Aim of the exercise: Set down the data that follows, exactly and completely.

Data records:
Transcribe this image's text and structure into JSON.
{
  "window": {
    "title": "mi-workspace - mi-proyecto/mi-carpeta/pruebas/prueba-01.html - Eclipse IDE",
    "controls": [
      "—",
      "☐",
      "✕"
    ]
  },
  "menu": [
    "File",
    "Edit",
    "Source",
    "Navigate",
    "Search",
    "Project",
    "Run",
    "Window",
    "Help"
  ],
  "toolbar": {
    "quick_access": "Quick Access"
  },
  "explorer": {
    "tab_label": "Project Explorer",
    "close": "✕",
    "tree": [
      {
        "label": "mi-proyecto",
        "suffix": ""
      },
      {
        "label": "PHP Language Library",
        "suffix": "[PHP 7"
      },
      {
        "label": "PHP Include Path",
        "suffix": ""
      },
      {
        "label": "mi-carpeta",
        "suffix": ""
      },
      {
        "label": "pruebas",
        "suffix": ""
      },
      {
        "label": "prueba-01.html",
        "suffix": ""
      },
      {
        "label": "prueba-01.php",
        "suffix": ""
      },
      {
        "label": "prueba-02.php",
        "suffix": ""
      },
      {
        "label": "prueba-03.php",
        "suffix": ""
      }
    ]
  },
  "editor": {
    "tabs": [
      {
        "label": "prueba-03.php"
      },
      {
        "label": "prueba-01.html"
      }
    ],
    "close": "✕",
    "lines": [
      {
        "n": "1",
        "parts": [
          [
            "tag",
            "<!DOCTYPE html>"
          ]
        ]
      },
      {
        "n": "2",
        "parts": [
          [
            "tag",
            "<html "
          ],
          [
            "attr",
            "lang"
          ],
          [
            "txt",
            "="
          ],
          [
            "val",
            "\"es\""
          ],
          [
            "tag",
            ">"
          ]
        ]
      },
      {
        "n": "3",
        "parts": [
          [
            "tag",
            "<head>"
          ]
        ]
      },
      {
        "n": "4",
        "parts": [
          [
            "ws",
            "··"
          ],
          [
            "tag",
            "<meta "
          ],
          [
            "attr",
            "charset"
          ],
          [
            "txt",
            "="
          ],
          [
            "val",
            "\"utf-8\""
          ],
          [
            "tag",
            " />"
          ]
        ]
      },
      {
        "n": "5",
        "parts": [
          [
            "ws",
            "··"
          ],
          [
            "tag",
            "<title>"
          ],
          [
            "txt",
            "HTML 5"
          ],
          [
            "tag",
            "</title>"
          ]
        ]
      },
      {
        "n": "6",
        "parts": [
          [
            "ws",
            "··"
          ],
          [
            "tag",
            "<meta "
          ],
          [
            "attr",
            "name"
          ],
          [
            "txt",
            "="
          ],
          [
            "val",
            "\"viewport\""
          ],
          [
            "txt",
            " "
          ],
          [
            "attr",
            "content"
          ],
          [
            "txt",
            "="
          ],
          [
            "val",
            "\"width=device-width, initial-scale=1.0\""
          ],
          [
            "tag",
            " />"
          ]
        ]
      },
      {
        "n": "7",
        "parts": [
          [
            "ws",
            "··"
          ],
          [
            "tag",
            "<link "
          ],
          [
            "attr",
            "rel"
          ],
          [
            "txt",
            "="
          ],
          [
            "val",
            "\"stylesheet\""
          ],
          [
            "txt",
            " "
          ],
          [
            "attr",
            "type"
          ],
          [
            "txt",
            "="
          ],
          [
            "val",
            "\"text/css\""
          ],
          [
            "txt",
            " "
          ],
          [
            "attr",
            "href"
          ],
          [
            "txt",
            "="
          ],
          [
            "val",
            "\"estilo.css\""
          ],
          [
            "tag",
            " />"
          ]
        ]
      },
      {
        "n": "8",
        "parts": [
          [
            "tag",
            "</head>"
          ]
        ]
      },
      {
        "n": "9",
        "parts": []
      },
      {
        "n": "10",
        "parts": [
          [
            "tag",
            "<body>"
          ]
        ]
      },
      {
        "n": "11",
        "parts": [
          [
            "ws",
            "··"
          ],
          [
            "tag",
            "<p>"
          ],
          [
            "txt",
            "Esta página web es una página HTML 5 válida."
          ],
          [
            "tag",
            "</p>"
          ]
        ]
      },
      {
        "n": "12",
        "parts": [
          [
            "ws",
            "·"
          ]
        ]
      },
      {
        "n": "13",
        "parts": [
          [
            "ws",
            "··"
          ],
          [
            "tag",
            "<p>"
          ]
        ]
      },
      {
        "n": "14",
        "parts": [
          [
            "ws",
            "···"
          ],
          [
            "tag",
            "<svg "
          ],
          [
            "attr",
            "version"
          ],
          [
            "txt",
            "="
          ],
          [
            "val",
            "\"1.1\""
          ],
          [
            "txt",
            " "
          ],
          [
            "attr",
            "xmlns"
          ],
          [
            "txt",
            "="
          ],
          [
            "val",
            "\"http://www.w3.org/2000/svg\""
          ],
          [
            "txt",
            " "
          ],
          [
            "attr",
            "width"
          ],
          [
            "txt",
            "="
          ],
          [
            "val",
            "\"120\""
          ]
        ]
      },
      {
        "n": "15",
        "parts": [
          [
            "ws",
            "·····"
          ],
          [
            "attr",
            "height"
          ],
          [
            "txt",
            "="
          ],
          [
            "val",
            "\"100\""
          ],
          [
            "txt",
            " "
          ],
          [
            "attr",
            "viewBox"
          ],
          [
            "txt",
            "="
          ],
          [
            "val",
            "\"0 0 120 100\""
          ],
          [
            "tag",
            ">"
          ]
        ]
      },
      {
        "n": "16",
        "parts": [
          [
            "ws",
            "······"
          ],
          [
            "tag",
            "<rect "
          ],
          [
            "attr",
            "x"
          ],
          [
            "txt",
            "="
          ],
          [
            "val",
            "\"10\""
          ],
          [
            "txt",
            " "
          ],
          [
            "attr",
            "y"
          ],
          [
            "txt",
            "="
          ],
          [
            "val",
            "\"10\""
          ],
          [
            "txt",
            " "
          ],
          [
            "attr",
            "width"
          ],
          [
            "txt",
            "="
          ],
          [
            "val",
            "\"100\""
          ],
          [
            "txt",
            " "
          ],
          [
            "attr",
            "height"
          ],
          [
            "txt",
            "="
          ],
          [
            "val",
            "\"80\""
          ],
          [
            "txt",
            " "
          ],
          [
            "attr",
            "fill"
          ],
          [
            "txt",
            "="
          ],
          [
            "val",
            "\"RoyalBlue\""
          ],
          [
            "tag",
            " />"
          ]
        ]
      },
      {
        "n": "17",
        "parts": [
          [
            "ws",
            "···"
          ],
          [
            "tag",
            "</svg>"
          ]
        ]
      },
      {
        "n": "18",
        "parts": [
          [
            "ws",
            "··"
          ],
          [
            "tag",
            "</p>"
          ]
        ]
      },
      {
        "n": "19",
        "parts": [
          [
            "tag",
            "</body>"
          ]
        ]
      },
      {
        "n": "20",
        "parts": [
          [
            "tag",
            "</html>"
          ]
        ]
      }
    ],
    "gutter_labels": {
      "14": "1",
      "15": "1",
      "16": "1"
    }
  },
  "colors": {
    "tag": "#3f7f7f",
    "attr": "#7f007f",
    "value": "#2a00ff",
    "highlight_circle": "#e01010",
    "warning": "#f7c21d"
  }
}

Task answer:
Transcribe this image's text and structure into JSON.
{
  "window": {
    "title": "mi-workspace - mi-proyecto/mi-carpeta/pruebas/prueba-01.html - Eclipse IDE",
    "controls": [
      "—",
      "☐",
      "✕"
    ]
  },
  "menu": [
    "File",
    "Edit",
    "Source",
    "Navigate",
    "Search",
    "Project",
    "Run",
    "Window",
    "Help"
  ],
  "toolbar": {
    "quick_access": "Quick Access"
  },
  "explorer": {
    "tab_label": "Project Explorer",
    "close": "✕",
    "tree": [
      {
        "label": "mi-proyecto",
        "suffix": ""
      },
      {
        "label": "PHP Language Library",
        "suffix": "[PHP 7"
      },
      {
        "label": "PHP Include Path",
        "suffix": ""
      },
      {
        "label": "mi-carpeta",
        "suffix": ""
      },
      {
        "label": "pruebas",
        "suffix": ""
      },
      {
        "label": "prueba-01.html",
        "suffix": ""
      },
      {
        "label": "prueba-01.php",
        "suffix": ""
      },
      {
        "label": "prueba-02.php",
        "suffix": ""
      },
      {
        "label": "prueba-03.php",
        "suffix": ""
      }
    ]
  },
  "editor": {
    "tabs": [
      {
        "label": "prueba-03.php"
      },
      {
        "label": "prueba-01.html"
      }
    ],
    "close": "✕",
    "lines": [
      {
        "n": "1",
        "parts": [
          [
            "tag",
            "<!DOCTYPE html>"
          ]
        ]
      },
      {
        "n": "2",
        "parts": [
          [
            "tag",
            "<html "
          ],
          [
            "attr",
            "lang"
          ],
          [
            "txt",
            "="
          ],
          [
            "val",
            "\"es\""
          ],
          [
            "tag",
            ">"
          ]
        ]
      },
      {
        "n": "3",
        "parts": [
          [
            "tag",
            "<head>"
          ]
        ]
      },
      {
        "n": "4",
        "parts": [
          [
            "ws",
            "··"
          ],
          [
            "tag",
            "<meta "
          ],
          [
            "attr",
            "charset"
          ],
          [
            "txt",
            "="
          ],
          [
            "val",
            "\"utf-8\""
          ],
          [
            "tag",
            " />"
          ]
        ]
      },
      {
        "n": "5",
        "parts": [
          [
            "ws",
            "··"
          ],
          [
            "tag",
            "<title>"
          ],
          [
            "txt",
            "HTML 5"
          ],
          [
            "tag",
            "</title>"
          ]
        ]
      },
      {
        "n": "6",
        "parts": [
          [
            "ws",
            "··"
          ],
          [
            "tag",
            "<meta "
          ],
          [
            "attr",
            "name"
          ],
          [
            "txt",
            "="
          ],
          [
            "val",
            "\"viewport\""
          ],
          [
            "txt",
            " "
          ],
          [
            "attr",
            "content"
          ],
          [
            "txt",
            "="
          ],
          [
            "val",
            "\"width=device-width, initial-scale=1.0\""
          ],
          [
            "tag",
            " />"
          ]
        ]
      },
      {
        "n": "7",
        "parts": [
          [
            "ws",
            "··"
          ],
          [
            "tag",
            "<link "
          ],
          [
            "attr",
            "rel"
          ],
          [
            "txt",
            "="
          ],
          [
            "val",
            "\"stylesheet\""
          ],
          [
            "txt",
            " "
          ],
          [
            "attr",
            "type"
          ],
          [
            "txt",
            "="
          ],
          [
            "val",
            "\"text/css\""
          ],
          [
            "txt",
            " "
          ],
          [
            "attr",
            "href"
          ],
          [
            "txt",
            "="
          ],
          [
            "val",
            "\"estilo.css\""
          ],
          [
            "tag",
            " />"
          ]
        ]
      },
      {
        "n": "8",
        "parts": [
          [
            "tag",
            "</head>"
          ]
        ]
      },
      {
        "n": "9",
        "parts": []
      },
      {
        "n": "10",
        "parts": [
          [
            "tag",
            "<body>"
          ]
        ]
      },
      {
        "n": "11",
        "parts": [
          [
            "ws",
            "··"
          ],
          [
            "tag",
            "<p>"
          ],
          [
            "txt",
            "Esta página web es una página HTML 5 válida."
          ],
          [
            "tag",
            "</p>"
          ]
        ]
      },
      {
        "n": "12",
        "parts": [
          [
            "ws",
            "·"
          ]
        ]
      },
      {
        "n": "13",
        "parts": [
          [
            "ws",
            "··"
          ],
          [
            "tag",
            "<p>"
          ]
        ]
      },
      {
        "n": "14",
        "parts": [
          [
            "ws",
            "···"
          ],
          [
            "tag",
            "<svg "
          ],
          [
            "attr",
            "version"
          ],
          [
            "txt",
            "="
          ],
          [
            "val",
            "\"1.1\""
          ],
          [
            "txt",
            " "
          ],
          [
            "attr",
            "xmlns"
          ],
          [
            "txt",
            "="
          ],
          [
            "val",
            "\"http://www.w3.org/2000/svg\""
          ],
          [
            "txt",
            " "
          ],
          [
            "attr",
            "width"
          ],
          [
            "txt",
            "="
          ],
          [
            "val",
            "\"120\""
          ]
        ]
      },
      {
        "n": "15",
        "parts": [
          [
            "ws",
            "·····"
          ],
          [
            "attr",
            "height"
          ],
          [
            "txt",
            "="
          ],
          [
            "val",
            "\"100\""
          ],
          [
            "txt",
            " "
          ],
          [
            "attr",
            "viewBox"
          ],
          [
            "txt",
            "="
          ],
          [
            "val",
            "\"0 0 120 100\""
          ],
          [
            "tag",
            ">"
          ]
        ]
      },
      {
        "n": "16",
        "parts": [
          [
            "ws",
            "······"
          ],
          [
            "tag",
            "<rect "
          ],
          [
            "attr",
            "x"
          ],
          [
            "txt",
            "="
          ],
          [
            "val",
            "\"10\""
          ],
          [
            "txt",
            " "
          ],
          [
            "attr",
            "y"
          ],
          [
            "txt",
            "="
          ],
          [
            "val",
            "\"10\""
          ],
          [
            "txt",
            " "
          ],
          [
            "attr",
            "width"
          ],
          [
            "txt",
            "="
          ],
          [
            "val",
            "\"100\""
          ],
          [
            "txt",
            " "
          ],
          [
            "attr",
            "height"
          ],
          [
            "txt",
            "="
          ],
          [
            "val",
            "\"80\""
          ],
          [
            "txt",
            " "
          ],
          [
            "attr",
            "fill"
          ],
          [
            "txt",
            "="
          ],
          [
            "val",
            "\"RoyalBlue\""
          ],
          [
            "tag",
            " />"
          ]
        ]
      },
      {
        "n": "17",
        "parts": [
          [
            "ws",
            "···"
          ],
          [
            "tag",
            "</svg>"
          ]
        ]
      },
      {
        "n": "18",
        "parts": [
          [
            "ws",
            "··"
          ],
          [
            "tag",
            "</p>"
          ]
        ]
      },
      {
        "n": "19",
        "parts": [
          [
            "tag",
            "</body>"
          ]
        ]
      },
      {
        "n": "20",
        "parts": [
          [
            "tag",
            "</html>"
          ]
        ]
      }
    ],
    "gutter_labels": {
      "14": "1",
      "15": "1",
      "16": "1"
    }
  },
  "colors": {
    "tag": "#3f7f7f",
    "attr": "#7f007f",
    "value": "#2a00ff",
    "highlight_circle": "#e01010",
    "warning": "#f7c21d"
  }
}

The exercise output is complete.